“These results are supported by the finding that the study was carried out in a highly treatment-resistant patient population, characterized by having previously tried and stopped a median of 6 [available antiseizure medications],” the researchers added. But despite half of the participants being on three such other seizure drugs during the trial, seizure frequency was high at baseline (median 13.5 per month).
The X-TOLE trial included 325 adults (51.7% female, average age 40.8) enrolled at 97 sites in North America and Europe based on having at least four focal-onset seizures per month despite stable treatment with at least one and up to three available antiseizure medications.
Participants were randomized double-blind to XEN1101 once daily with food as a 10-, 20-, or 25-mg oral capsule or placebo for 8 weeks during the study period from Jan. 30, 2019, to Sept. 2, 2021.
For the primary endpoint, monthly focal-onset seizure frequency dropped from baseline by a median 52.8% in the highest dose group, 46.4% for the 20-mg group, and 33.2% with 10 mg of XEN1101, compared with 18.2% on placebo (P<0.001 for the two higher dose groups and P=0.04 for the lowest dose).
Responders — those who at least halved their monthly focal-onset seizure frequency — ranged from 28.3% to 54.5% from the lowest to highest XEN1101 doses as compared with 14.9% in the placebo group.
The researchers called the drug well tolerated, with 15.8% of patients in the highest dose arm stopping it due to adverse events.
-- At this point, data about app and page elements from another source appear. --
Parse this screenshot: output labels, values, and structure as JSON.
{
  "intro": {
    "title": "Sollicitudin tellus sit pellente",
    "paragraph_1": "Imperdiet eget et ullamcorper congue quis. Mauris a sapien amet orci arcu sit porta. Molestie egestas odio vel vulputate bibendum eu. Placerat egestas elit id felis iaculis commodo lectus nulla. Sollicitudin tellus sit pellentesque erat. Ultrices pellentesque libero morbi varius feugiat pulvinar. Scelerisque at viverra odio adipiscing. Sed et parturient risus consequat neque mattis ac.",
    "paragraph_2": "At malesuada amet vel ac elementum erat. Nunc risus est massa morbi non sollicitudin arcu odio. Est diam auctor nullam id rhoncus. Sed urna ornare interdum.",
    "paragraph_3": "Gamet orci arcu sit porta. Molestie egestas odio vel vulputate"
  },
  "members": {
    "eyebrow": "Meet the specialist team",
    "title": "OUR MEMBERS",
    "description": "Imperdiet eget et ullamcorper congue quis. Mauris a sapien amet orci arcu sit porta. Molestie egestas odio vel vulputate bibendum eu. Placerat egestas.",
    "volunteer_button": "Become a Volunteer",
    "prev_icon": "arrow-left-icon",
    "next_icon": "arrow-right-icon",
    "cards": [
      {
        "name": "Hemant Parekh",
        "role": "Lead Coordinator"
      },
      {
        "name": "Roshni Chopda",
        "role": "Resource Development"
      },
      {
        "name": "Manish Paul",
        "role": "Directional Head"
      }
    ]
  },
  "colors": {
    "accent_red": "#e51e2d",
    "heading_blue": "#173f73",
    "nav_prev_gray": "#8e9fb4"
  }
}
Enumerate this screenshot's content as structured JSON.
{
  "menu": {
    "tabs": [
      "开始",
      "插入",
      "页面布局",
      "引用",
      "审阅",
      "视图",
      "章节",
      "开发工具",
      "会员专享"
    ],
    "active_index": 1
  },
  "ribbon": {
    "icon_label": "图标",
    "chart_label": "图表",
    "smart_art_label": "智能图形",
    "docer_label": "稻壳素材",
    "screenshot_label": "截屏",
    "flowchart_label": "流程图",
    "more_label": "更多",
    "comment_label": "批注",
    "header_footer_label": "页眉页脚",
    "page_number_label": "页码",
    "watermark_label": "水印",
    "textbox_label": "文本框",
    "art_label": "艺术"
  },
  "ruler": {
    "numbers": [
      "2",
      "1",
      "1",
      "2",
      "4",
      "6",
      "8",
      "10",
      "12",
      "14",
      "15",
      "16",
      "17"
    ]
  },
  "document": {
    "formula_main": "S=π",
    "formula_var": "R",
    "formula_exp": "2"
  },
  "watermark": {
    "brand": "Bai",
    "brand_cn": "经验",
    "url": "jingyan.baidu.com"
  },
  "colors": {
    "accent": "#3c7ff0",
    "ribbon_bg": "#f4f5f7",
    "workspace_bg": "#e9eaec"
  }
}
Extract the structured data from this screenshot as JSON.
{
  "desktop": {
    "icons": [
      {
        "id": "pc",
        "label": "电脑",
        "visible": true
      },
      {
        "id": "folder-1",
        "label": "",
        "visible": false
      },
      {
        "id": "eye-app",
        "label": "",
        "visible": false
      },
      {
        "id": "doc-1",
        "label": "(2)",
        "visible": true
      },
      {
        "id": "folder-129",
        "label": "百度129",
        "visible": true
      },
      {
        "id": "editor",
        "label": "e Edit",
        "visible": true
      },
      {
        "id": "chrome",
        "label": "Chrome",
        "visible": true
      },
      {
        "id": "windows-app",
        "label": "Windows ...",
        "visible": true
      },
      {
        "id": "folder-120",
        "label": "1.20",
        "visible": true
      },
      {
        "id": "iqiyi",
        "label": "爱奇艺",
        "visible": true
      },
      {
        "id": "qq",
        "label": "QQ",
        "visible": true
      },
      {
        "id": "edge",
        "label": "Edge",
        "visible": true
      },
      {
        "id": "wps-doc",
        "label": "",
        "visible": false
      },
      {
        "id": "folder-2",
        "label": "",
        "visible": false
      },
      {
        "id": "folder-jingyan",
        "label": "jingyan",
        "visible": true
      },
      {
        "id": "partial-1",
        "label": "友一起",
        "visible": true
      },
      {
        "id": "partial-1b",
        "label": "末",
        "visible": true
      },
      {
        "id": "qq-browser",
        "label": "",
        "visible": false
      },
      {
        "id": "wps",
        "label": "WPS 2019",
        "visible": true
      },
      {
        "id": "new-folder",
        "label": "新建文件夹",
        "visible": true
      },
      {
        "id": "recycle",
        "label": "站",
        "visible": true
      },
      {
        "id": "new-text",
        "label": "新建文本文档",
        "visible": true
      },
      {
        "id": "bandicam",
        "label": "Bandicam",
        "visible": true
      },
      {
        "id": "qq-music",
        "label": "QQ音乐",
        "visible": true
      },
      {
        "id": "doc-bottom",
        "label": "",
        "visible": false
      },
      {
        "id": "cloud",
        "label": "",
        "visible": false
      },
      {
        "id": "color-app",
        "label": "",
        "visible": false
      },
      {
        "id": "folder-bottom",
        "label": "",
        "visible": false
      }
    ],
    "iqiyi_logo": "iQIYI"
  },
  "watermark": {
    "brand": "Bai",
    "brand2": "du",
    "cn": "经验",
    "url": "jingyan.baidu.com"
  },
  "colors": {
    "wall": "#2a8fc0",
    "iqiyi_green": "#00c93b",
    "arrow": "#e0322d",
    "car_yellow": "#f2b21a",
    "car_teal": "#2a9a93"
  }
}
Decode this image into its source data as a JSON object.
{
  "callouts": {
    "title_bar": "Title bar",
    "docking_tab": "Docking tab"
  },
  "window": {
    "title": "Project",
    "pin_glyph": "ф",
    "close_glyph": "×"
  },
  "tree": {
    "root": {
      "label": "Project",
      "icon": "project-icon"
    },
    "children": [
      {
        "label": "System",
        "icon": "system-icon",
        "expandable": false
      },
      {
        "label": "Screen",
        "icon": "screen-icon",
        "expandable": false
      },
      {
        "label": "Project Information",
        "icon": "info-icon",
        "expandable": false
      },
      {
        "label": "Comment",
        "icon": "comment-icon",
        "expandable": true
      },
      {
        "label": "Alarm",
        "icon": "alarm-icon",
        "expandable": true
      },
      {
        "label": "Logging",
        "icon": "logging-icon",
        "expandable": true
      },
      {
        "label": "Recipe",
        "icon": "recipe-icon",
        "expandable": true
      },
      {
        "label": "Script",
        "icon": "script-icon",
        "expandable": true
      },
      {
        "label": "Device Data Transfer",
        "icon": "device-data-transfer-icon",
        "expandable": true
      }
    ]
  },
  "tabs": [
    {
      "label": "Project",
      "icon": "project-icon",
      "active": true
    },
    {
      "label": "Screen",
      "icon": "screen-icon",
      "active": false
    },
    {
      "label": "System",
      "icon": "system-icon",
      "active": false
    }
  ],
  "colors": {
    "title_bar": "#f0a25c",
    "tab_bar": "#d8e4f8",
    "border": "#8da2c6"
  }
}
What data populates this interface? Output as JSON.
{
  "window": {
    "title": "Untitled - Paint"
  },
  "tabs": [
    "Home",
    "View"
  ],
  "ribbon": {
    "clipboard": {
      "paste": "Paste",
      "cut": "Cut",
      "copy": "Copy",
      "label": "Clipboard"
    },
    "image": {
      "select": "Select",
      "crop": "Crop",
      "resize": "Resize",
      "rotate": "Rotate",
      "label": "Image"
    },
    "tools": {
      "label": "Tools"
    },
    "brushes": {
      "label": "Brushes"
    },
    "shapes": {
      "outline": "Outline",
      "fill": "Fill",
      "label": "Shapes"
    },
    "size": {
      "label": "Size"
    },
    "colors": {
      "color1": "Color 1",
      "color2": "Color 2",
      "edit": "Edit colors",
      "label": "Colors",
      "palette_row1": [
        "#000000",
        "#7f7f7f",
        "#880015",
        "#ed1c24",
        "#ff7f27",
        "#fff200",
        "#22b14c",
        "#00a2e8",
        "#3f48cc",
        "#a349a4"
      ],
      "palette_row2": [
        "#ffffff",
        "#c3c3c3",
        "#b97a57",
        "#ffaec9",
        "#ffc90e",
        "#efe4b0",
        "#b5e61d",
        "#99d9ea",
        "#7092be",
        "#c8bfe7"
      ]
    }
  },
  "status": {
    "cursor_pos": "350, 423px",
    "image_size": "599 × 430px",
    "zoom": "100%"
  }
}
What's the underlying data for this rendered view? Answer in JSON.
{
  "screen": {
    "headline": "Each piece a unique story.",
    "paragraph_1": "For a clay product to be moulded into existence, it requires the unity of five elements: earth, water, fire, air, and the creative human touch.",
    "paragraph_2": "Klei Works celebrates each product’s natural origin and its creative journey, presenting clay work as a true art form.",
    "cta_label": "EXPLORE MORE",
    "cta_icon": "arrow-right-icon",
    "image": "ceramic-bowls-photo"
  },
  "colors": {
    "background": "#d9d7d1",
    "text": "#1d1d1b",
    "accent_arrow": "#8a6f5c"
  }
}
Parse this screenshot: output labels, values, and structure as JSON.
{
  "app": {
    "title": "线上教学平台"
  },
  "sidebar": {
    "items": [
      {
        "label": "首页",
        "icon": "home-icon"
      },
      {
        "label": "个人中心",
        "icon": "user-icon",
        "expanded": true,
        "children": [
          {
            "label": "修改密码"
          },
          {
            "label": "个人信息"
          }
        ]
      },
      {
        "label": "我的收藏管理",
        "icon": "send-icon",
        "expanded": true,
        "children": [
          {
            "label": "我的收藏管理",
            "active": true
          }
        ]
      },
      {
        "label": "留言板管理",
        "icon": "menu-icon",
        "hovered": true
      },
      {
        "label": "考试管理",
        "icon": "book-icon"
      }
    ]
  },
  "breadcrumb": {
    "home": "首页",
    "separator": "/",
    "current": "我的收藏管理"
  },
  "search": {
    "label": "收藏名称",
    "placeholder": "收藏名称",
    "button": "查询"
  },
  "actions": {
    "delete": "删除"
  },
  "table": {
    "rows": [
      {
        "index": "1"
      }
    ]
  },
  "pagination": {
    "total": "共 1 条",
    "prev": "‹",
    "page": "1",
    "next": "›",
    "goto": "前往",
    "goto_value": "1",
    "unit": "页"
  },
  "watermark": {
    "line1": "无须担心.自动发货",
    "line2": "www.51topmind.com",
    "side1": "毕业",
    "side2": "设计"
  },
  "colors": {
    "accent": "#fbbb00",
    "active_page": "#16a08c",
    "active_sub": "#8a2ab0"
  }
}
Discontinuation of study drug, mainly related to side effects, were more common early in the study.
The most frequent treatment-related adverse events were dizziness (24.6%), somnolence (15.6%), and fatigue (10.9%). The most common such events leading to discontinuation of XEN1101 were dizziness (4.7%), balance disorder (2.4%), dysarthria (1.9%), and gait disturbance (1.9%).
A confusional state occurred in 4.7% of XEN1101-treated patients compared with 0.9% on placebo. “These rates are similar to the frequencies of the rates observed in placebo-controlled phase 3 trials of lacosamide and oxcarbazepine, and less than the rates in trials of eslicarbazepine, pregabalin, perampanel, and topiramate,” French and colleagues noted.
No cardiovascular signals of concern emerged in electrocardiograms or vital signs, nor were there any allergic skin rashes or deaths. Two cases of urinary retention occurred with XEN1101, neither serious or requiring catheterization or treatment discontinuation. Nor was there any tissue discoloration observed in this trial or in an interim analysis of the ongoing 5-year, open-label extension study.
The trial was limited in duration, although there is an ongoing open-label extension phase, which “is expected to provide insight into the long-term safety and efficacy of XEN1101,” the researchers noted.
The trial was funded by Xenon Pharmaceuticals in collaboration with Novotech Health Holdings. Some co-authors were employees of Xenon Pharmaceuticals.
French disclosed receiving salary support from the Epilepsy Foundation, for consulting work and/or attending scientific advisory boards on behalf of the Epilepsy Study Consortium during the conduct of the study, and New York University salary support from a long list of pharmaceutical companies and other industry entities, though she receives no personal income from these activities.
Source Reference: French JA, et al “Efficacy and safety of XEN1101, a novel potassium channel opener, in adults with focal epilepsy: A phase 2b randomized clinical trial” JAMA Neurol 2023; DOI: 10.1001/jamaneurol.2023.3542.